It is possible to envisage how politicians view the voters from the kind of issues they raise during election time. Going by these, the voters should actually feel insulted at being considered so simple-minded and gullible. With elections approaching in Uttarakhand, a plethora of such issues have raised their heads, almost all nowhere close to voters’ real requirements. It also reveals the understanding (or lack of it) among politicians of the problems and their solutions.

Unemployment, for instance, is always a matter of concern come election time. It is projected as a problem rather than the symptom of a deeper malaise. The solution offered almost always – particularly by politicians of the old school – is government jobs, which are shrinking because of the policy implemented by all those that come to power – less government, better governance.

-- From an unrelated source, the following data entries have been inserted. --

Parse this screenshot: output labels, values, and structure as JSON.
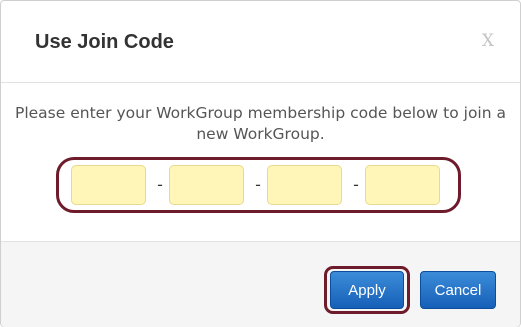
{
  "dialog": {
    "title": "Use Join Code",
    "close_label": "X",
    "message": "Please enter your WorkGroup membership code below to join a new WorkGroup.",
    "code_fields": [
      {
        "value": "",
        "placeholder": ""
      },
      {
        "value": "",
        "placeholder": ""
      },
      {
        "value": "",
        "placeholder": ""
      },
      {
        "value": "",
        "placeholder": ""
      }
    ],
    "separator": "-",
    "apply_label": "Apply",
    "cancel_label": "Cancel"
  },
  "colors": {
    "input_background": "#fff6b8",
    "button_blue": "#1f6fc6",
    "highlight_ring": "#6e1b2c",
    "footer_background": "#f5f5f5"
  }
}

So, a populist like Arvind Kejriwal would promise a specific number of jobs regardless of how many need them. Young people are expected to believe that they would be the ones to benefit. Even better, some caste or economic criteria are also attached so that potential ‘beneficiaries’ feel already selected. That jobs can only become available if the fundamental economic issues are addressed through (unpalatable) reforms is entirely ignored. Freebies like the free units of electricity would come from already existing resources, not miraculously from the sky, but voters are expected to take the bait.

Then there are the ones that claim to be ‘secular’, but whose actions reveal they are just as discriminatory in their practices. They collaborate with the ‘communal’ elements in scaring minorities so that their votes can be taken for granted. How secular they really are gets revealed when they take umbrage at being called a ‘mullah’ for wearing a certain type of cap, instead of remaining coolly unembarrassed. Are the voters that dumb that they would actually believe participation in religious or social functions determines one’s religion? (The same goes for the hypocrisy over being photographed with a glass of liquor placed before one.)

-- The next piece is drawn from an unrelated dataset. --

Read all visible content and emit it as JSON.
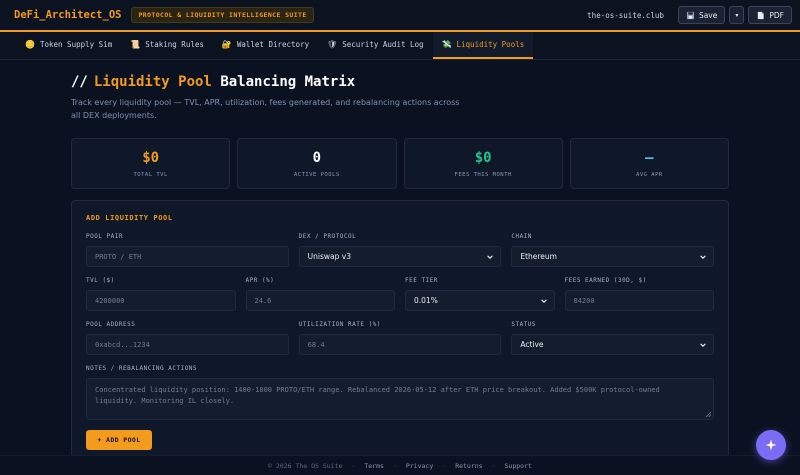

The state has already seen the sudden emergence of the hills-plains, insider-outsider, Brahmin-Thakur divides in the hope people will lose sight of their actual concerns. The demand for a stricter land law is part of this, entirely overlooking the fact that Uttarakhandis have a larger presence in other parts of the country and the world than in the state. They should be the last pandering to such discriminatory laws. And, yet, consequences notwithstanding, political strategists continue taking voters for granted. The sooner the voters disabuse them of such thinking, the better.